  • 38. Increased ICP; visual signsPRESSURE ON OCULOMOTOR NERVE (III) AFFECTS THE SIZE AND RESPONSE OF THE PUPILS.IPSILATERAL PUPIL BECOMES FIXED AND DILATED.
  • 39. Diagnostic tests• x-ray - a diagnostic test which uses invisible electromagnetic energy beams to produce images of internal tissues, bones, and organs onto film.• computed tomography scan (Also called a CT or CAT scan.) - a diagnostic imaging procedure that uses a combination of x-rays and computer technology to produce cross-sectional images (often called slices),
  • 40. Lumbar Puncture Insertion of spinal needle into subarachnoid space between the lower lumbar vertebrae. Waley & WongModified sitting position for LP
  • 41. Cerebral Spinal Fluid• Normal CSF • Abnormal CSF• Clear odorless • Turbid, cloudy• WBC’s 0 – 5 • WBC’s 1000 – 2000• Protein 15 to 45 • Protein 100 – 500• Glucose 50 – 80 • Glucose lower than• Pressure 50 to 180 blood sugar • Pressure 180 or greater
  • 42. Interventions-shunt
  • 43. Interventions • The shunt consists of three parts: 1. a tube that is placed inside of the ventricular space 2. a reservoir and valve to control the flow of CSF 3. tubing that is directed under the skin to the abdomen, or less commonly to the heart or lung area
  • 44. SHUNT

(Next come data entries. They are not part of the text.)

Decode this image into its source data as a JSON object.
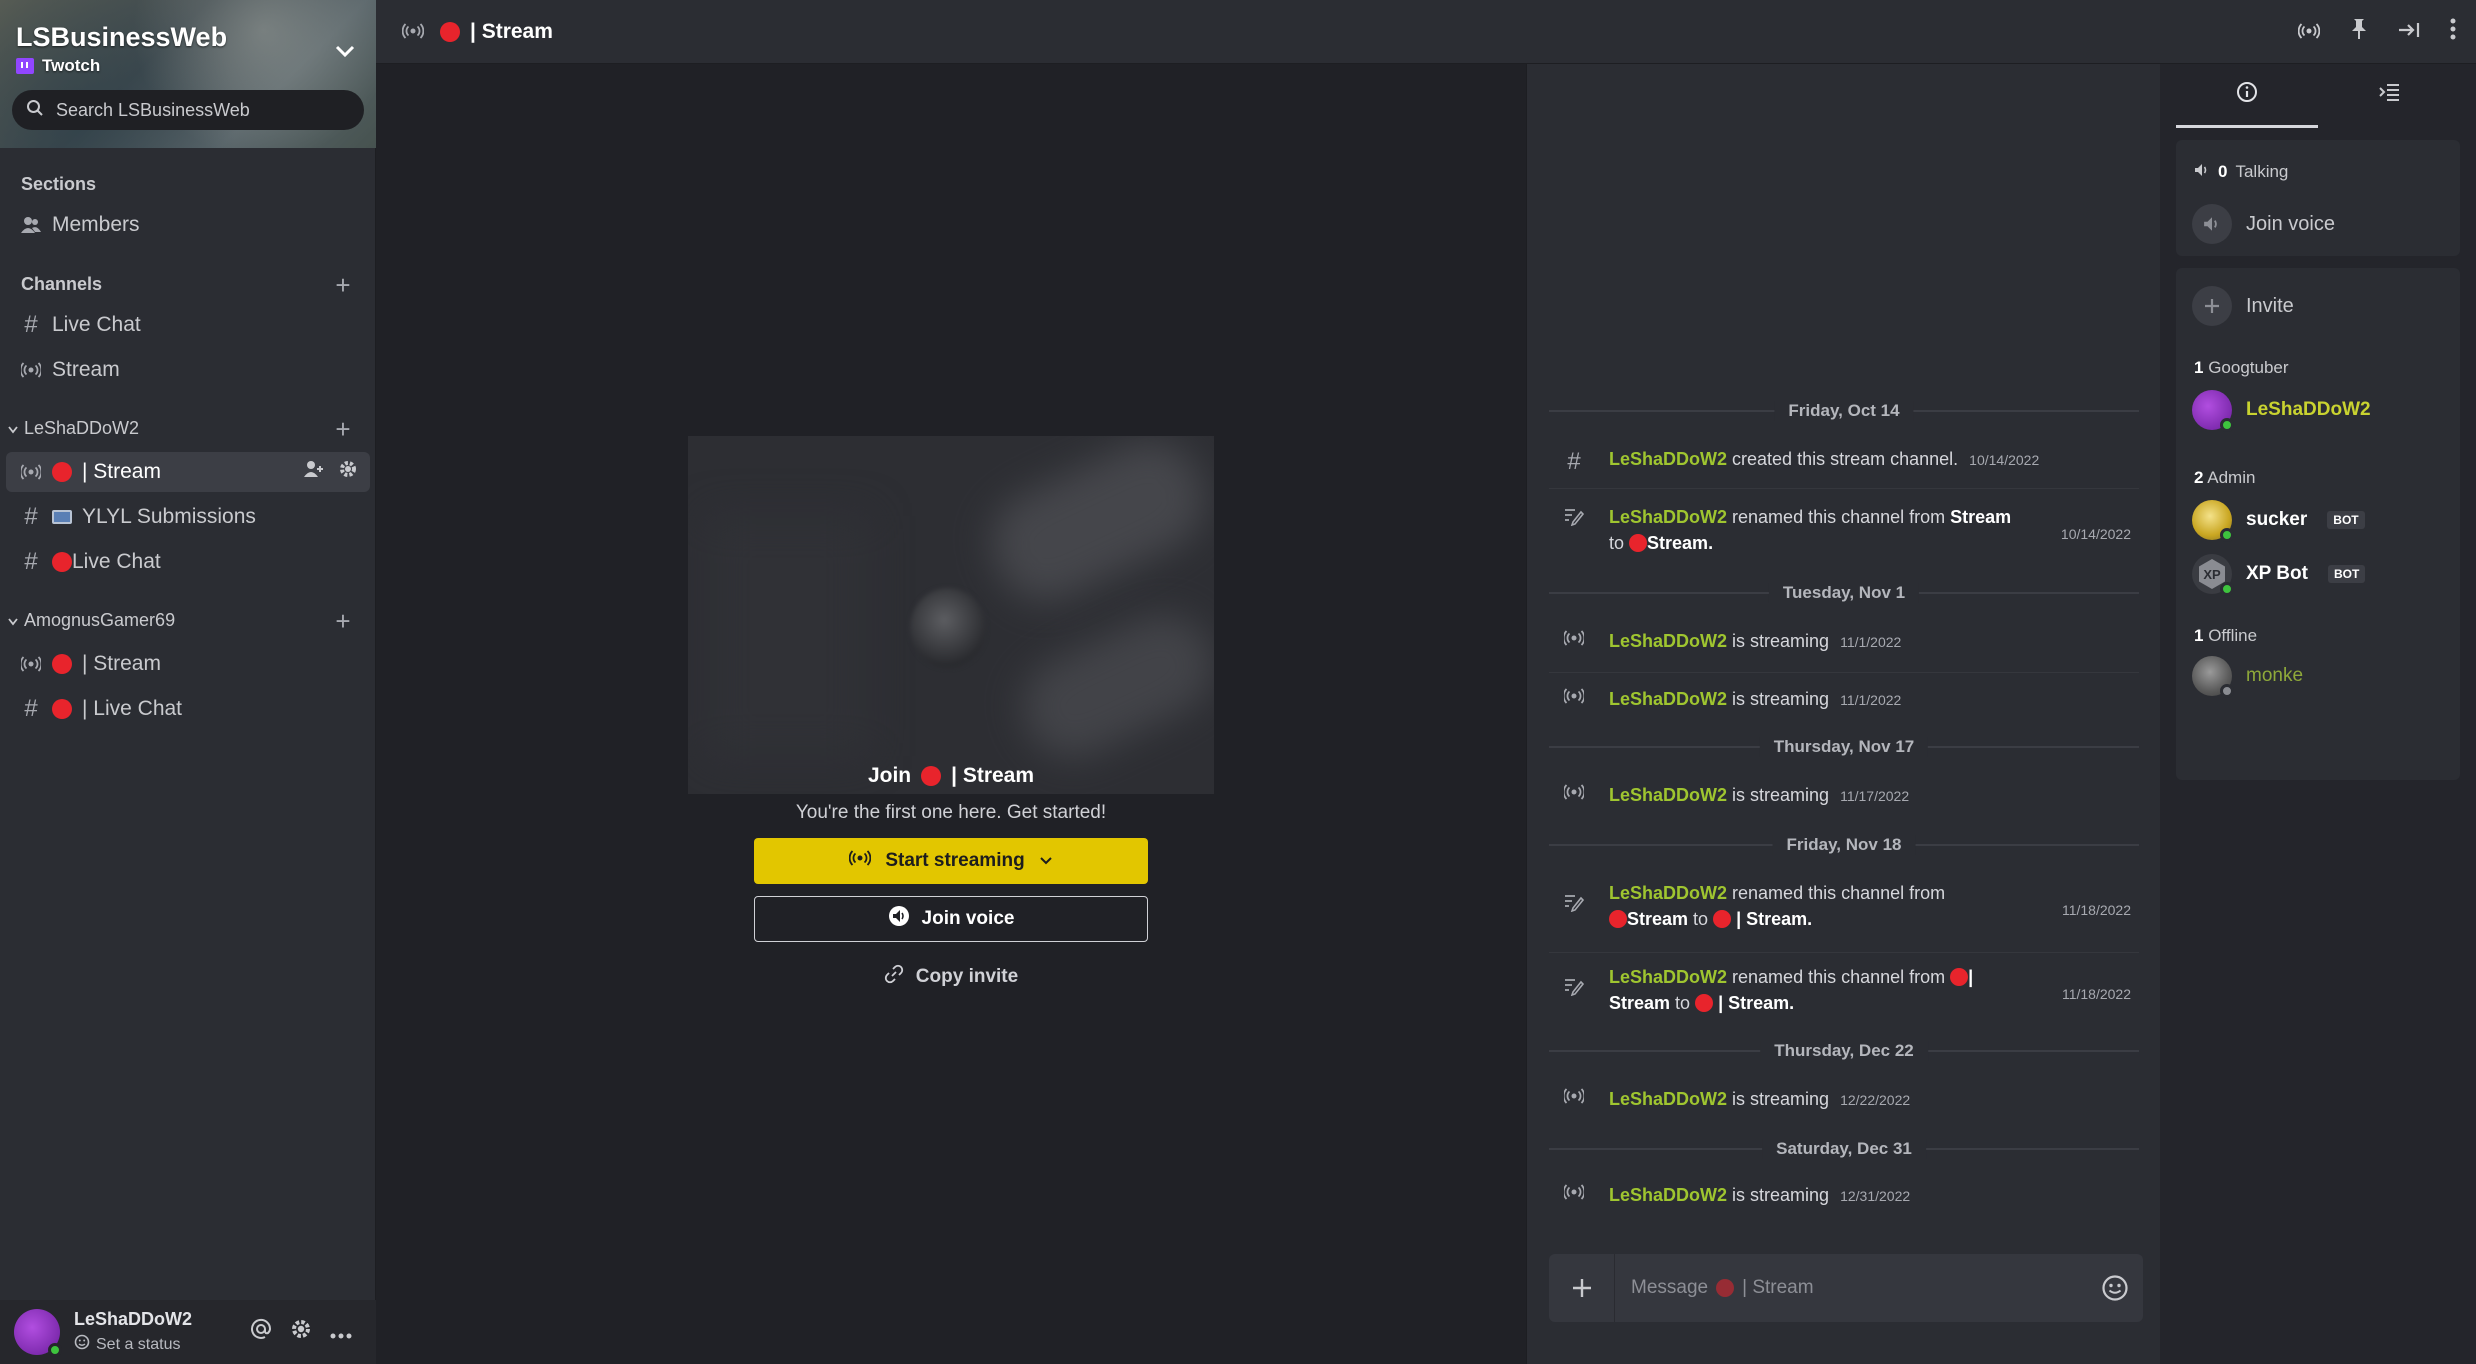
{
  "server": {
    "name": "LSBusinessWeb",
    "platform": "Twotch",
    "search_placeholder": "Search LSBusinessWeb"
  },
  "sidebar": {
    "sections_label": "Sections",
    "members_label": "Members",
    "channels_label": "Channels",
    "channels": [
      {
        "icon": "hash",
        "label": "Live Chat"
      },
      {
        "icon": "broadcast",
        "label": "Stream"
      }
    ],
    "groups": [
      {
        "name": "LeShaDDoW2",
        "items": [
          {
            "icon": "broadcast",
            "prefix": "red-dot",
            "label": "| Stream",
            "active": true
          },
          {
            "icon": "hash",
            "prefix": "tv",
            "label": "YLYL Submissions"
          },
          {
            "icon": "hash",
            "prefix": "red-dot",
            "label": "Live Chat"
          }
        ]
      },
      {
        "name": "AmognusGamer69",
        "items": [
          {
            "icon": "broadcast",
            "prefix": "red-dot",
            "label": "| Stream"
          },
          {
            "icon": "hash",
            "prefix": "red-dot",
            "label": "| Live Chat"
          }
        ]
      }
    ]
  },
  "user": {
    "name": "LeShaDDoW2",
    "status_prompt": "Set a status"
  },
  "topbar": {
    "channel_title": "| Stream"
  },
  "stage": {
    "join_prefix": "Join",
    "join_channel": "| Stream",
    "subtitle": "You're the first one here. Get started!",
    "start_streaming_label": "Start streaming",
    "join_voice_label": "Join voice",
    "copy_invite_label": "Copy invite"
  },
  "chat": {
    "dates": [
      "Friday, Oct 14",
      "Tuesday, Nov 1",
      "Thursday, Nov 17",
      "Friday, Nov 18",
      "Thursday, Dec 22",
      "Saturday, Dec 31"
    ],
    "author": "LeShaDDoW2",
    "messages": [
      {
        "text": "created this stream channel.",
        "time": "10/14/2022"
      },
      {
        "pre": "renamed this channel from",
        "from": "Stream",
        "to_word": "to",
        "to": "Stream.",
        "time": "10/14/2022"
      },
      {
        "text": "is streaming",
        "time": "11/1/2022"
      },
      {
        "text": "is streaming",
        "time": "11/1/2022"
      },
      {
        "text": "is streaming",
        "time": "11/17/2022"
      },
      {
        "pre": "renamed this channel from",
        "from": "Stream",
        "to_word": "to",
        "to": "| Stream.",
        "time": "11/18/2022"
      },
      {
        "pre": "renamed this channel from",
        "from1": "|",
        "from2": "Stream",
        "to_word": "to",
        "to": "| Stream.",
        "time": "11/18/2022"
      },
      {
        "text": "is streaming",
        "time": "12/22/2022"
      },
      {
        "text": "is streaming",
        "time": "12/31/2022"
      }
    ],
    "composer_placeholder_prefix": "Message",
    "composer_placeholder_channel": "| Stream"
  },
  "members_panel": {
    "talking_count": "0",
    "talking_label": "Talking",
    "join_voice_label": "Join voice",
    "invite_label": "Invite",
    "roles": [
      {
        "count": "1",
        "name": "Googtuber",
        "members": [
          {
            "name": "LeShaDDoW2",
            "status": "online"
          }
        ]
      },
      {
        "count": "2",
        "name": "Admin",
        "members": [
          {
            "name": "sucker",
            "bot": "BOT",
            "status": "online"
          },
          {
            "name": "XP Bot",
            "bot": "BOT",
            "status": "online"
          }
        ]
      },
      {
        "count": "1",
        "name": "Offline",
        "members": [
          {
            "name": "monke",
            "status": "offline"
          }
        ]
      }
    ]
  },
  "colors": {
    "accent_yellow": "#e2c600",
    "username_green": "#9fc530",
    "live_red": "#e8242c",
    "online_green": "#3ec43e"
  }
}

  • 45. Assessment of Shunt• Vomiting• Headache• Irritability• Fever• Redness along shunt line• Fluid around shunt valve
  • 46. CYTERNOSTOMY
  • 47. Care of shunt• Frequently check for any redness or secretion on the skin over the shunt.• Check the integrity of the skin over the shunt, wounds or scratches may conduct to infection..• Check that the fontanel is leveled or depressed below the level of the bone.• Observe for symptoms of shunt malfunction.
  • 48. complications from the shunts or surgery• infection• shunt malfunction that results in under- drainage or over-drainage of the CSF• bleeding